Nine: Bad Biology (9/10)
A fun favourite of mine, this utterly bizarre tale of a women with too many clitorises and a propensity to give birth just hours after sex and a man with a huge, mutant penis with a mind of its own and a horrible drugs craving manages to be funny as hell. I can't claim it has any great artistic qualities, but it certainly is a stitch of an hour and a half and if you like a b-movie or two then this is bound to appeal.
Ten: Maskhead (8/10)
And to close on another fun note, this weird and wonderful montage following the conquests of a serial killer taking place across a host of fetish shoots is again marvellous entertainment. It's a bit messy narrative-wise but has energy and enthusiasm in bounds, which makes up for many of those shortcomings for an experience filled with likely very inappropriate laughs. It's clear everyone involved was enjoying themselves, and I expect you will too.
The 'Why Did I Watch That' Award for Most Disturbing Film: Black Mass of the Nazi Sex Wizard
As I've already mentioned, the return of Lucifer Valentine was certainly long-awaited, but you have to really screw up your courage to stick these movies on and watch them. And the fourth installment of Vomit Gore did not miss its usual marks – drenched in vomit and urine and filled with genuinely unpleasant moments of psychological and physical abuse, this remains one for only those with the hardiest constitutions.

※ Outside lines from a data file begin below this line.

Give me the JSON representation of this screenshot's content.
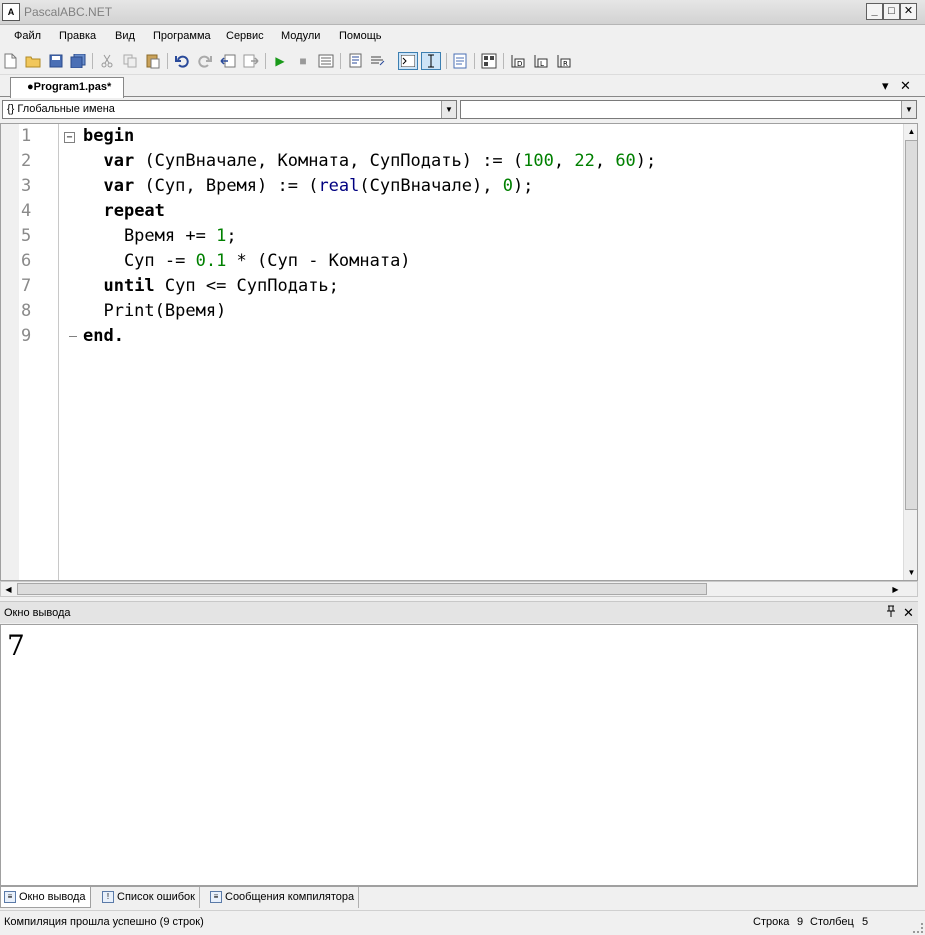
{
  "window": {
    "title": "PascalABC.NET",
    "app_icon": "pascal-app-icon",
    "buttons": {
      "minimize": "_",
      "maximize": "□",
      "close": "✕"
    }
  },
  "menu": [
    "Файл",
    "Правка",
    "Вид",
    "Программа",
    "Сервис",
    "Модули",
    "Помощь"
  ],
  "toolbar": {
    "icons": [
      "new-file-icon",
      "open-icon",
      "save-icon",
      "save-all-icon",
      "cut-icon",
      "copy-icon",
      "paste-icon",
      "undo-icon",
      "redo-icon",
      "navigate-back-icon",
      "navigate-forward-icon",
      "run-icon",
      "stop-icon",
      "compile-icon",
      "comment-icon",
      "uncomment-icon",
      "console-icon",
      "text-cursor-icon",
      "format-icon",
      "debug-icon",
      "step-over-icon",
      "step-into-icon",
      "step-run-icon"
    ],
    "glyphs": {
      "run": "▶",
      "stop": "■"
    }
  },
  "document_tab": {
    "label": "●Program1.pas*"
  },
  "tab_controls": {
    "dropdown": "▾",
    "close": "✕"
  },
  "navbar": {
    "scope_combo": "{} Глобальные имена",
    "member_combo": "",
    "arrow": "▼"
  },
  "editor": {
    "fold_glyph": "−",
    "line_numbers": [
      "1",
      "2",
      "3",
      "4",
      "5",
      "6",
      "7",
      "8",
      "9"
    ],
    "lines": [
      [
        {
          "t": "begin",
          "c": "kw"
        }
      ],
      [
        {
          "t": "  "
        },
        {
          "t": "var",
          "c": "kw"
        },
        {
          "t": " (СупВначале, Комната, СупПодать) := ("
        },
        {
          "t": "100",
          "c": "num"
        },
        {
          "t": ", "
        },
        {
          "t": "22",
          "c": "num"
        },
        {
          "t": ", "
        },
        {
          "t": "60",
          "c": "num"
        },
        {
          "t": ");"
        }
      ],
      [
        {
          "t": "  "
        },
        {
          "t": "var",
          "c": "kw"
        },
        {
          "t": " (Суп, Время) := ("
        },
        {
          "t": "real",
          "c": "fn"
        },
        {
          "t": "(СупВначале), "
        },
        {
          "t": "0",
          "c": "num"
        },
        {
          "t": ");"
        }
      ],
      [
        {
          "t": "  "
        },
        {
          "t": "repeat",
          "c": "kw"
        }
      ],
      [
        {
          "t": "    Время += "
        },
        {
          "t": "1",
          "c": "num"
        },
        {
          "t": ";"
        }
      ],
      [
        {
          "t": "    Суп -= "
        },
        {
          "t": "0.1",
          "c": "num"
        },
        {
          "t": " * (Суп - Комната)"
        }
      ],
      [
        {
          "t": "  "
        },
        {
          "t": "until",
          "c": "kw"
        },
        {
          "t": " Суп <= СупПодать;"
        }
      ],
      [
        {
          "t": "  Print(Время)"
        }
      ],
      [
        {
          "t": "end.",
          "c": "kw"
        }
      ]
    ]
  },
  "scroll_arrows": {
    "up": "▲",
    "down": "▼",
    "left": "◀",
    "right": "▶"
  },
  "output_panel": {
    "title": "Окно вывода",
    "pin": "📌",
    "close": "✕",
    "text": "7"
  },
  "bottom_tabs": [
    "Окно вывода",
    "Список ошибок",
    "Сообщения компилятора"
  ],
  "status": {
    "message": "Компиляция прошла успешно (9 строк)",
    "row_label": "Строка",
    "row_value": "9",
    "col_label": "Столбец",
    "col_value": "5"
  }
}
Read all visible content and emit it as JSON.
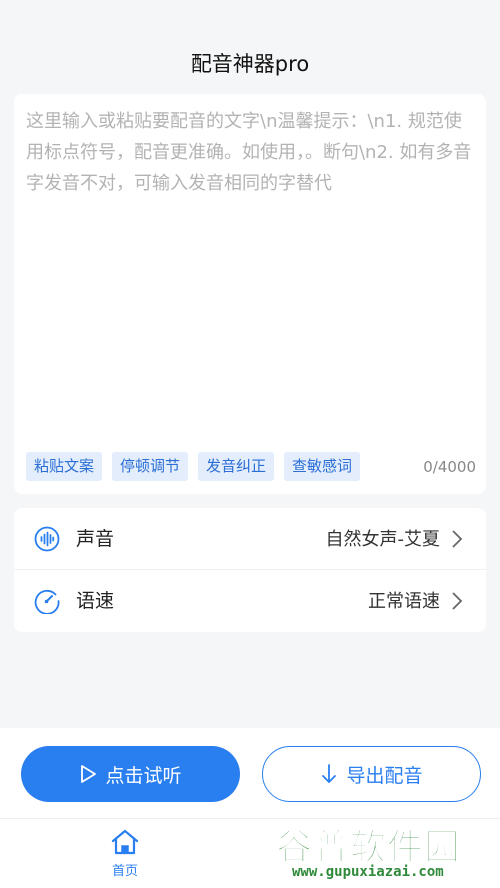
{
  "header": {
    "title": "配音神器pro"
  },
  "editor": {
    "placeholder": "这里输入或粘贴要配音的文字\\n温馨提示：\\n1. 规范使用标点符号，配音更准确。如使用，。断句\\n2. 如有多音字发音不对，可输入发音相同的字替代",
    "chips": [
      "粘贴文案",
      "停顿调节",
      "发音纠正",
      "查敏感词"
    ],
    "counter": "0/4000"
  },
  "settings": {
    "voice": {
      "label": "声音",
      "value": "自然女声-艾夏",
      "icon": "sound-wave-icon"
    },
    "speed": {
      "label": "语速",
      "value": "正常语速",
      "icon": "speedometer-icon"
    }
  },
  "actions": {
    "play": {
      "label": "点击试听",
      "icon": "play-icon"
    },
    "export": {
      "label": "导出配音",
      "icon": "arrow-down-icon"
    }
  },
  "nav": {
    "home": {
      "label": "首页",
      "icon": "home-icon"
    }
  },
  "watermark": {
    "title": "谷普软件园",
    "url": "www.gupuxiazai.com"
  },
  "colors": {
    "accent": "#2a7ff0",
    "chip_bg": "#e3edfb",
    "watermark": "#2f8a3a"
  }
}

The 'Why Did I Watch That' Award for Worst Film: Black Devil Doll From Hell
Good. Lord. It's hard to imagine a movie worse than this could exist, and it remains a mystery to me how this terrible 'shot on shitteo' production (to quote the mighty Cinema Snob) ever got a release. Truly abysmal in every respect, this is a perfect storm of awfulness – the hideous Casio keyboard soundtrack is a marvel of bad music, the acting is lousy, the picture and audio quality are laughable, the plot is paper-thin and the 'scary' moments are nothing short of absurd. For all this, Chester Novell Turner's movie has somehow gained a cult following and earned its place in film folklore – if horror fans had their very own 'The Room', this would be it.
The 'So Long, And Thanks For The Memories' Award: Rampage, President Down
Wherever you stand on the man's work, Uwe Boll has been a unique and hard to ignore presence on the film scene for a long time. While his video game adaptations remain much-maligned, much of his more extreme work – features such as Stoic and the Rampage trilogy – stand on their own as very watchable movies. Boll announced his retirement from filmmaking with the conclusion of the Rampage series, and it was a pleasure to have the chance to interview the man himself to boot. Whatever Boll moves onto next I'm sure he'll have just as big an impact there as well.
Head on over to our Film Gutter review page to read the full reviews for all these films and loads more reviews of horror films from the darker side of the horror genre